Spooky Lycoming County
Almost every area has its own ghostly and haunted tales. Lycoming County is no exception.
Many of these spooky tales are steeped in local Native American legend and superstition. Even the area of the valley of the West Branch of the Susquehanna River has otherworldly aspects to it. The area once was known as Otzniachson, or area of the “people of the Demon’s Den.” Count Nikolaus Ludwig Zinzendorf, an early Moravian missionary who explored this area in the mid-1700s, wrote in his diary that the area was given the name Otzniachson because “for it was here the Indians say the evil spirits have their seats and hold their revels.”
Staying with devil’s theme in local geography there is a “Devil’s Cave” along Lycoming Creek near the Wildwood Cemetery. There is a unique geological formation of large boulders along Montgomery Pike called the “Devil’s Turnip Patch.” And there is a road with a 90-degree bend to it in Piatt Township called the “Devil’s Elbow.”
Other Native American-related ghostly tales include that of King Wi-daagh, a chief of the Andaste Indians. His ghost is said to haunt the area of the Nippenose Valley in the vicinity of Antes Creek. He haunts the area, in part, to protest the bad deal he made when selling land in his territory to emissaries of William Penn for only a few trinkets in September 1700. A large column from the Pennsylvania State Capitol was placed in tribute to King Wi-daagh at the homestead known as “Lochabar” along the banks of Antes Creek. An inscription on the column commemorates the treaty. Visitors to this area, especially in the autumn, can see a ghostly mist coming off the emerald green waters of Wi-daugh’s Spring giving a very ominous and spooky sense to the place.
Also in the Antes Fort area are reports of haunted houses. Col. Henry Antes, who founded Antes Fort, is blamed for this. It is alleged that near the end of the Revolutionary War, Antes engaged in an early form of biological warfare against the Indians of the area. He and other white settlers were having disputes with Indians and to end the dispute, Antes is supposed to have purchased the blankets of several people who had died of smallpox in the Harrisburg area. He then “donated” these infected blankets to some of the local Indians. Many people caught the disease and died, and when a local Indian chief found out about Antes’ alleged atrocity he was outraged and vowed revenge on Antes and those around him. This revenge is supposed to have taken the form of the haunting of houses in the Antes Fort area, according to an Oct. 29, 1988 Sun-Gazette article.

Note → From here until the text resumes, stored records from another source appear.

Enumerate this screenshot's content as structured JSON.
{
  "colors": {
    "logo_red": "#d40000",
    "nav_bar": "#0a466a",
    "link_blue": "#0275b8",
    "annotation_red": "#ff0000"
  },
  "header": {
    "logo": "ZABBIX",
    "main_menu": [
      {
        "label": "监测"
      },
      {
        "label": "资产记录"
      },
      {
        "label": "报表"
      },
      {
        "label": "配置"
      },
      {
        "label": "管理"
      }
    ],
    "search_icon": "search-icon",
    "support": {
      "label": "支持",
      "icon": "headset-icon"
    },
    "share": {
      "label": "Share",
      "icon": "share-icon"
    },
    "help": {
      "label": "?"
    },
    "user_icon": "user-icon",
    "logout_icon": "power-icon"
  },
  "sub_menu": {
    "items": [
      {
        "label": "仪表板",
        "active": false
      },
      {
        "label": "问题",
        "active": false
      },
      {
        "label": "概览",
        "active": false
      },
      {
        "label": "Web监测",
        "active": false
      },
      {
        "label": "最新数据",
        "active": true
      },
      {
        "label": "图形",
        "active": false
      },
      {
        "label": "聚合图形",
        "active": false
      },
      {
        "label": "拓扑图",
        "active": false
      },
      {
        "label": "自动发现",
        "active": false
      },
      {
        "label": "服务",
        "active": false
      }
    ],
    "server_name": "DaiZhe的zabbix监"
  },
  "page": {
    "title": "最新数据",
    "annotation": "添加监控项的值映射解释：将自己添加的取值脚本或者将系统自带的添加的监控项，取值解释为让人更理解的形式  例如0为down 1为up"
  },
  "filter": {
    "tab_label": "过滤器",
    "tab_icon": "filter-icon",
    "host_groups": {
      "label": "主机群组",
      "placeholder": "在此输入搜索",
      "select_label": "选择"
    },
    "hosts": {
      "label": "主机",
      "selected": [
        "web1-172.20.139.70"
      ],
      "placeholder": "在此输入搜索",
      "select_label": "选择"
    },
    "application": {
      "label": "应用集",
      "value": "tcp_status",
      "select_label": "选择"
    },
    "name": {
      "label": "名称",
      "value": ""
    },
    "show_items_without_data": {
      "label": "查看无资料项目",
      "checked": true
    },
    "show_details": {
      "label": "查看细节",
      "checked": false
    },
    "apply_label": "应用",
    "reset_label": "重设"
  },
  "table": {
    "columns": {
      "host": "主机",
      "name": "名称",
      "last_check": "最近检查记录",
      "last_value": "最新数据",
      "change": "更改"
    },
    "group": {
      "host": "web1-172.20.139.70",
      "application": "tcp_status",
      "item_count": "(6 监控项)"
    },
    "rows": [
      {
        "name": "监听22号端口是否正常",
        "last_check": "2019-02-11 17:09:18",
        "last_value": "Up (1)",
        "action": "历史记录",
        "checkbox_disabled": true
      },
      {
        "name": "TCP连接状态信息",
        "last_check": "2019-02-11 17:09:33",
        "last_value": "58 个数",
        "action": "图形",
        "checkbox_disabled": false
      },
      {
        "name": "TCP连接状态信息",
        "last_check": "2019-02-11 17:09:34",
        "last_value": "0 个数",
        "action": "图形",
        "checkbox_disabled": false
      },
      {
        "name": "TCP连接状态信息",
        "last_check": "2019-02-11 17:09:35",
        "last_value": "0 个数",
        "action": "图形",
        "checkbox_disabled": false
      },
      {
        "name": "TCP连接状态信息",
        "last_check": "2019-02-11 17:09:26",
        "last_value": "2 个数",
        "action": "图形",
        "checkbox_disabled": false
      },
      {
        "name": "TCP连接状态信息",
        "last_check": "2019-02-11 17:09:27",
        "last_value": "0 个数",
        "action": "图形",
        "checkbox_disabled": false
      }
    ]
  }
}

Another interesting ghostly apparition related to Native American lore is about the beautiful Indian maiden during the mid-1800s who is the “Siren of Loyalsock Creek.” Sweet Cicely would lure raftsmen to their death on the riffles of Loyalsock Creek with her sweet, haunting and alluring voice. She reportedly sang because she was happy although raftsmen supposedly murdered her.
There are several non-Native American-related spooky tales of this area. The most famous involves the immortal American author Mark Twain.
Twain came to Williamsport in 1869 to lecture. While walking around downtown he was disturbed and disgusted by the rundown condition of the some of the city’s graveyards, particularly the one located in Ross Park on Pine Street, site of the former City Hall.
Most of the coffins and remains formerly held in that graveyard were disinterred and placed in the Williamsport Cemetery on Washington Boulevard. What remained at Ross Park were decaying reminders of the former graveyard. What Twain saw while sitting on the steps of the Pine Street Methodist Church inspired him to write a short story titled, “The Remarkable Dream.”
In the story Twain has a conversation with a disgusted skeleton that was picking up some of the other remains from the rundown cemetery. Other “residents” of the rundown cemetery join the skeleton to try to find a more respectable final resting place.
Twain described hearing the “click clack” of the skeleton. The skeleton in question told Twain, “We are all leaving. We cannot tolerate the treatment we are receiving at the hands of our descendants. They open new cemeteries, but they leave us to our ignominy.”
Twain’s story first appeared in the Buffalo Express in 1870, a newspaper that Twain edited and was part owner.
Another strange tale involves the Thomas Taber Museum of the Lycoming County Historical Society. Its provenance is uncertain, so it may be apocryphal.
The tale involves the portrait of 3-year old Nellie Tallman painted by her father, John. While she was being painted she fell from a stool and broke her neck, an injury that killed her. The portrait was later donated to the museum.
Shortly after the painting was donated it fell down and was damaged. It was sent out to be repaired. Soon after being returned, it fell down again. It was put back up and fell down several more times. It was later moved to Victorian Parlor of the museum and few days after being placed there, it was found lying face down on the floor. No explanations have been developed for why Nellie’s portrait kept falling down. Some assert that it is haunted.
By Lou Hunsinger Jr., Williamsport Sun-Gazette